Stage 1. Introduction
As an introduction to the course, the trainer first discusses these topics with the applicant:
- What trainees should expect during the course
- Legal requirements
- Types of equipment and clothing to use while operating the vehicle
Stage 2. Off-Road Training
During stage 2 of training, riders are introduced to major motorcycle parts and the way each of these work. This stage of training can include manual as well as automatic vehicle operations. Trainees are taught to identify, locate and use controls and the interpretation of the instrument panel. Trainees also learn to perform basic machine checks.
Stage 3. On-Road Riding
Stage 3 training consists of learning to control the vehicle and change gears, maneuver, brake, signal and how to perform basic safety maneuvers. They also learn to carefully observe front and rear road conditions, move off road, turn, manage junctions and stop.
Stage 4. On-Road Training
This is the stage where trainees become prepared for actually riding on the road. They are taught about the risks and dangers associated with riding. Important lessons trainees learn during this stage are:
- Assuming and then maintaining proper road position
- Understanding how weather affects road conditions
- Understanding how important it is to maintain road safety
- Understanding how important of observing Highway Code
Stage 5. On-Road Riding
The final stage of Compulsory Basic Training involves teaching trainees to become competent riders regardless of what road conditions they might encounter when they are riding. The individual will learn the proper way to manage their vehicle in regards to traffic lights, pedestrian crossings, pedestrians, junctions, bends, roundabouts and obstructions in the road.
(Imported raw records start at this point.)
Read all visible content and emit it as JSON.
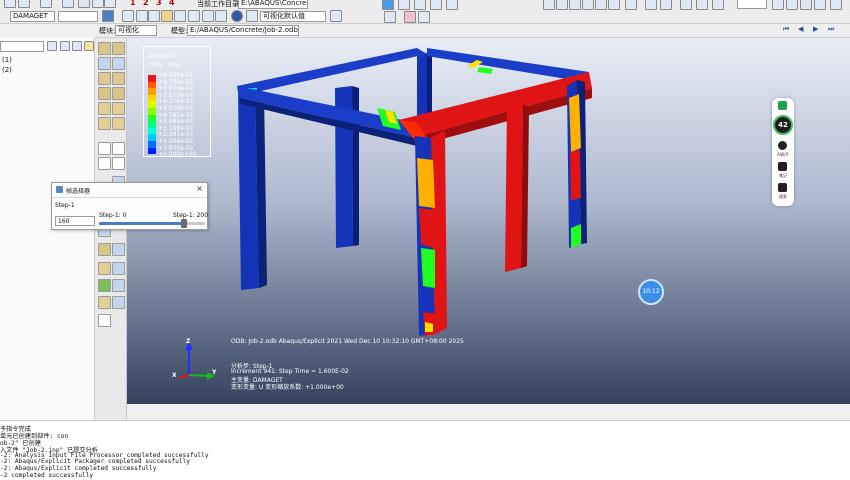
{
  "toolbar": {
    "variable_combo": "DAMAGET",
    "work_dir_label": "当前工作目录:",
    "work_dir_value": "E:\\ABAQUS\\Concrete",
    "display_group_combo": "可视化默认值",
    "numbers": [
      "1",
      "2",
      "3",
      "4"
    ]
  },
  "module_bar": {
    "module_label": "模块:",
    "module_value": "可视化",
    "model_label": "模型:",
    "model_value": "E:/ABAQUS/Concrete/Job-2.odb"
  },
  "tree": {
    "items": [
      "(1)",
      "(2)"
    ]
  },
  "legend": {
    "title": "DAMAGET",
    "subtitle": "(平均: 75%)",
    "values": [
      "+9.565e-01",
      "+8.768e-01",
      "+7.970e-01",
      "+7.173e-01",
      "+6.376e-01",
      "+5.579e-01",
      "+4.782e-01",
      "+3.985e-01",
      "+3.188e-01",
      "+2.391e-01",
      "+1.594e-01",
      "+7.970e-02",
      "+0.000e+00"
    ],
    "colors": [
      "#e41b1b",
      "#ff5a00",
      "#ffa000",
      "#ffd200",
      "#d8ff00",
      "#86ff00",
      "#20ff20",
      "#00ff84",
      "#00ffd6",
      "#00c8ff",
      "#0070ff",
      "#0020ff",
      "#0000c8"
    ]
  },
  "viewport_info": {
    "odb_line": "ODB: Job-2.odb    Abaqus/Explicit 2021    Wed Dec 10 10:32:10 GMT+08:00 2025",
    "step_line": "分析步: Step-1",
    "increment_line": "Increment     941: Step Time =    1.600E-02",
    "primary_var": "主变量: DAMAGET",
    "deform_var": "变形变量: U  变形缩放系数: +1.000e+00"
  },
  "axes": {
    "x": "X",
    "y": "Y",
    "z": "Z"
  },
  "probe_dialog": {
    "title": "帧选择器",
    "step_label": "Step-1",
    "frame_value": "160",
    "min_label": "Step-1: 0",
    "max_label": "Step-1: 200",
    "close_glyph": "×"
  },
  "float_bar": {
    "percent": "42",
    "item1": "AI助手",
    "item2": "笔记",
    "item3": "搜索"
  },
  "badge": {
    "text": "10:12"
  },
  "messages": [
    "予指令完成",
    "单元已创建到部件: con",
    "ob-2\" 已创建",
    "入文件 \"Job-2.inp\" 已提交分析",
    "-2: Analysis Input File Processor completed successfully",
    "-2: Abaqus/Explicit Packager completed successfully",
    "-2: Abaqus/Explicit completed successfully",
    "-2 completed successfully"
  ]
}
Trainees are then observed to see how well they are able to operate the motorcycle or moped while maneuvering, braking, stopping or making U-turns. After the course has been completed, the trainee then must undergo an assessment to ensure that they have learned what is necessary to get a license to drive their desired vehicle.